The breast cancer saga
Breast cancer gene discoveries have been at the forefront of the debate on the ethics of patenting genes that have utility as diagnostic tests. The genes BRCA1 and BRCA2 account for 5 percent to 10 percent of breast cancer cases. The crux of the controversy is that these genes can be used to develop new diagnostic tests, but the results of the tests, if made available to insurers or employers, could be used to discriminate.
In 1996, Jeremy Rifkin, president of the Foundation for Economic Trends, led more than 250 women's groups in an international campaign to oppose patenting of breast cancer genes, because of the possible misuse of test results. They felt that a gene patent meant ownership of a body part, but scientists claim otherwise. "When people have patents on genes, it means they have the right to commercially develop products.

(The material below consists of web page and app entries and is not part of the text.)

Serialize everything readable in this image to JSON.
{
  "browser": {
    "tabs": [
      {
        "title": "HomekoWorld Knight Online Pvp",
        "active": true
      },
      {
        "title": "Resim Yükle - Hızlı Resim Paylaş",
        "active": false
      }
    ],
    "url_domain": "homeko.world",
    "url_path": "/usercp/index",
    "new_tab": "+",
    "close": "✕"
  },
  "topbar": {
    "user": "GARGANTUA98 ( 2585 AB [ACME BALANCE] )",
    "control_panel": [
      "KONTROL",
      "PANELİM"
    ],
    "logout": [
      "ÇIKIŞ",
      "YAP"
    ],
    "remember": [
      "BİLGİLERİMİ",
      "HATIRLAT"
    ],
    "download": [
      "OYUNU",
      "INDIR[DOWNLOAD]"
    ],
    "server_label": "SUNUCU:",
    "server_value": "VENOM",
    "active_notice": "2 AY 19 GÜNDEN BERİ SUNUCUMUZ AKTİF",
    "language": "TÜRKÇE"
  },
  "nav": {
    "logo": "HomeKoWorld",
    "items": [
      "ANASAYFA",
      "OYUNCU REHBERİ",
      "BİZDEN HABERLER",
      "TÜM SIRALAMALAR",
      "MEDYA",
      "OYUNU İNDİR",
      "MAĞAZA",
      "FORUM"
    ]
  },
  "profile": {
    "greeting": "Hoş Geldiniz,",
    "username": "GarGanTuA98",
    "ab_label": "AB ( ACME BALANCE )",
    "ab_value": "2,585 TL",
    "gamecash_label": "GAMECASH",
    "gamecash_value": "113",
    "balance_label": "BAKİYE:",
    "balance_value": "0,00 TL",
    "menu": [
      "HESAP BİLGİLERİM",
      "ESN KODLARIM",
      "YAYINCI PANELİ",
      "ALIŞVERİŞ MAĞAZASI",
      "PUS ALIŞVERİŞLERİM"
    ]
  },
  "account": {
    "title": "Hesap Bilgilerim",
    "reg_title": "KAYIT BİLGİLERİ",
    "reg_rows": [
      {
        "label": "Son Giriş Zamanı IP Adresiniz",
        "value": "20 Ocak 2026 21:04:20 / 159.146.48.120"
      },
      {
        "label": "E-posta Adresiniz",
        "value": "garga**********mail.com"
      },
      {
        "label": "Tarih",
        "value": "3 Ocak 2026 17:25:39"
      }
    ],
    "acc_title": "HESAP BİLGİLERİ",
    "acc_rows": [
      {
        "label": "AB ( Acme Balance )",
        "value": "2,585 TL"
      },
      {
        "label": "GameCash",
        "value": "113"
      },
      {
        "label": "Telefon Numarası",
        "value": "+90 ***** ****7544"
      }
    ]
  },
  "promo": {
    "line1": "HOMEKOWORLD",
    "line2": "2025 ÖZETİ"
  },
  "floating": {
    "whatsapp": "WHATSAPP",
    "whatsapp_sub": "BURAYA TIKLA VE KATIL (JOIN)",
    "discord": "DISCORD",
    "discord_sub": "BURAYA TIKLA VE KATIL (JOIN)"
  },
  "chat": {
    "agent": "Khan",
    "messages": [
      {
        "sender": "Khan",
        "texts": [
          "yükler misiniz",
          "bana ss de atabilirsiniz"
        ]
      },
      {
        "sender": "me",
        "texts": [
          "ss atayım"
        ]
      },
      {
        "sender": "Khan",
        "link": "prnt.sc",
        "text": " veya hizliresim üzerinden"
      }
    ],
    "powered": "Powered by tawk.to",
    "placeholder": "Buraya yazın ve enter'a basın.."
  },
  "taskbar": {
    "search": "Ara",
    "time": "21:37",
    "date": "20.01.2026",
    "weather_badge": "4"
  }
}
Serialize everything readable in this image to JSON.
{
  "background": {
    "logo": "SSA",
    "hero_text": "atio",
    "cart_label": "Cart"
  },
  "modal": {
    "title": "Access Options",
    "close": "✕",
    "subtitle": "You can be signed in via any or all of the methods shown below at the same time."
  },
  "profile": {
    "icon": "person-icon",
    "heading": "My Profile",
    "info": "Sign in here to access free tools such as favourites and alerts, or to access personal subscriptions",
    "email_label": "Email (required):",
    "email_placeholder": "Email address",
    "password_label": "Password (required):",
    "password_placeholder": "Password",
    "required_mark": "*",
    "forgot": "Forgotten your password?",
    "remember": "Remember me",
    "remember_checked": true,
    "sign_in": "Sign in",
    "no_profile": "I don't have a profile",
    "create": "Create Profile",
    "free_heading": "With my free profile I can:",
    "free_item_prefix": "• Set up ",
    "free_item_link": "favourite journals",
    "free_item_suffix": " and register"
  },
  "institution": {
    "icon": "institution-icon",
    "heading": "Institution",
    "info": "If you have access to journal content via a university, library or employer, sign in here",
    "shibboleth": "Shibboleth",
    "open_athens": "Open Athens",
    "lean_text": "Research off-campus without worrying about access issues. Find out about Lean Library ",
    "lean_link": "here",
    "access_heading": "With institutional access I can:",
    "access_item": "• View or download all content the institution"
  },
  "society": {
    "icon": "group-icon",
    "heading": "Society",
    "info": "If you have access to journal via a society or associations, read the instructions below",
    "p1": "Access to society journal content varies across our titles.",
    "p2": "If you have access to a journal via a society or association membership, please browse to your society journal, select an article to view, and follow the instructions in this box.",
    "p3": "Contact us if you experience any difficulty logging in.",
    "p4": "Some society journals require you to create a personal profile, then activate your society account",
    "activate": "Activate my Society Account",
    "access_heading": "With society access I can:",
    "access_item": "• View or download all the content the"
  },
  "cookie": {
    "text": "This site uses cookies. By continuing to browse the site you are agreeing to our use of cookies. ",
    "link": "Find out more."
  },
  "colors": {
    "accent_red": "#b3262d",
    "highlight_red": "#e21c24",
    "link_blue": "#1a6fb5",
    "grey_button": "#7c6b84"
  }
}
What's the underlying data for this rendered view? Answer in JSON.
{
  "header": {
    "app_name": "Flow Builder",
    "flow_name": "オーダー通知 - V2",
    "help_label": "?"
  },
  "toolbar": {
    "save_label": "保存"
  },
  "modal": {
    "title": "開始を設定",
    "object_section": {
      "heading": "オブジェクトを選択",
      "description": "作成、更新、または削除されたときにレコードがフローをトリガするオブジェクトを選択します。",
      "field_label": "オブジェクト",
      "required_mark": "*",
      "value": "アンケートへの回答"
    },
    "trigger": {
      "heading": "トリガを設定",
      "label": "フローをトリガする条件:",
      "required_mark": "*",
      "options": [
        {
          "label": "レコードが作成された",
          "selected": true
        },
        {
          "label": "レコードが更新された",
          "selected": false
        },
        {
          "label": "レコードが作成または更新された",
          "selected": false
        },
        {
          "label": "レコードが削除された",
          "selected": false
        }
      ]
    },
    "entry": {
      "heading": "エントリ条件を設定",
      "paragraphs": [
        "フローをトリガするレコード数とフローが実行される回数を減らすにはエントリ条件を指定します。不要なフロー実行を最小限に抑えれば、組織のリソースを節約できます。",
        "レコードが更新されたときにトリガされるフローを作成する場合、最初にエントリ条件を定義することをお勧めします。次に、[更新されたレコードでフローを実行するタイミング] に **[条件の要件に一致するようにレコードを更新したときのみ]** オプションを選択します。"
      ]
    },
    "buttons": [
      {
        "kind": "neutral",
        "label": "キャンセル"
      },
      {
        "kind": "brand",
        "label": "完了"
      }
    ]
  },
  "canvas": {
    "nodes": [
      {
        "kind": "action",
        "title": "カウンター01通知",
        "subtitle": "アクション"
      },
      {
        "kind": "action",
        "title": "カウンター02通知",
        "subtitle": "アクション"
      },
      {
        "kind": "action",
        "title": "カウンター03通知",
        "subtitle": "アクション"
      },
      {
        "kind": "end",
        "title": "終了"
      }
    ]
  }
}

It doesn't mean that Genentech owns my insulin gene, but the right to make a commercial product and sell it," says Venter.
The case of the patent on BRCA2 may set an example for future gene patents and tests. The patent on this gene, issued by the British Patent Office on Nov. 27, 1997, to the Institute of Cancer Research (ICR) in London and Duke University, covers the protein-encoding portion of the gene, and the claims include development of pharmaceuticals, diagnostic tests, and a method to produce the protein. (A U.S. patent decision on this gene isn't expected for two years.). Oncormed, Inc., of Gaithersburg, Md., obtained from ICR an exclusive worldwide license to the gene patent, with the understanding that it will sublicense use of the BRCA2 sequence in testing to hospitals, non-profit organizations, and other companies, and do so for free to the U.K. National Health Service. The patent holders also have stipulated that a BRCA2 test include physician-provided counseling and not be advertised directly to the public.
Despite these safeguards, some researchers and bioethicists question placing responsibility for administering a genetic test in the hands of a commercial organization, rather than government. As the debate continues, gene-based medical tests--made possible by gene patenting--are already being cleared for marketing by the U.S. Food and Drug Administration. And as these tests, and eventually treatments, provide new medical options, they will continue to raise questions. Says Hanson, "Beyond challenges to what we understand the meaning of DNA to be, the increasing commercialization of genetic technologies will introduce many challenges to human values and issues of human and other species identity." But, notes Edelman: "The only vehicle we have for bringing technology into the clinic and to the bedside is through a commercial organization. And that process begins with a patent."
Statement on the patenting of human genes and DNA sequences, Committee for Public Relations and Ethical Issues, German Society of Human Genetics
Position paper on patenting of expressed sequence tags, American Society of Human Genetics
National Information Resource on Ethics and Human Genetics, Kennedy Institute of Ethics, Georgetown University Genetics and Public Issues program, National Center for Genome Resources
RICKI LEWIS, Ph.D., is author of Human Genetics: Concepts and Applications (McGraw-Hill College Publishing, 1997) and Life (1998). She has a Ph.D. in genetics and is a genetics counselor.